What to do >>
Wherever the string "users" shows up in the material below, copy that line.

Start of Given information

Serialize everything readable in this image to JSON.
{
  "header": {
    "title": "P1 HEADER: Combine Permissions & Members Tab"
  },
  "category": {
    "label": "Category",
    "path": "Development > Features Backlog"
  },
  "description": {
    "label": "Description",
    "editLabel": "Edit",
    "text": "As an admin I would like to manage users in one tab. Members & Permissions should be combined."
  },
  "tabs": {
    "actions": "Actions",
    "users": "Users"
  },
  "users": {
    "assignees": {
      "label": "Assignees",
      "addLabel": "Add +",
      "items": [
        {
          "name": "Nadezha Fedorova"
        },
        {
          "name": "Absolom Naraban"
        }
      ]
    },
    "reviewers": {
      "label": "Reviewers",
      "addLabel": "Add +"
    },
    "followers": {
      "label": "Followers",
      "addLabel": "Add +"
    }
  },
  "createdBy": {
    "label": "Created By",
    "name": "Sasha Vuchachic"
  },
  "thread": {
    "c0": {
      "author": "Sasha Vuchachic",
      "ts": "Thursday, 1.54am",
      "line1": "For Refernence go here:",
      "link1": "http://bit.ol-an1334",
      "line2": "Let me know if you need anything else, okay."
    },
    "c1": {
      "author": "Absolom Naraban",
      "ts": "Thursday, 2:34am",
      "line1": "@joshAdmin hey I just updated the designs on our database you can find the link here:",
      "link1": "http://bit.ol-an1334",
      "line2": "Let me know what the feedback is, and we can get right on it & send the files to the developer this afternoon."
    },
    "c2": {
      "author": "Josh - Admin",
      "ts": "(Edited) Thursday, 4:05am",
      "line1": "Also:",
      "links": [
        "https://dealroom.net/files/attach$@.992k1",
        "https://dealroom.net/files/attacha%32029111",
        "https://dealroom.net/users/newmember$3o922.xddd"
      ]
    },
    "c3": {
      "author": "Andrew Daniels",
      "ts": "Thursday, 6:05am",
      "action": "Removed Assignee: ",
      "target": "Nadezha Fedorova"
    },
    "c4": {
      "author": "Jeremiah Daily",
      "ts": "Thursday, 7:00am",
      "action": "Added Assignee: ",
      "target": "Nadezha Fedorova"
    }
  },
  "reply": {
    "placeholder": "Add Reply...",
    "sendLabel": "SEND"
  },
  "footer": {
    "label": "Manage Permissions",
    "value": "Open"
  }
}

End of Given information

Result for this exercise >>
    "text": "As an admin I would like to manage users in one tab. Members & Permissions should be combined."
    "users": "Users"
  "users": {
        "https://dealroom.net/users/newmember$3o922.xddd"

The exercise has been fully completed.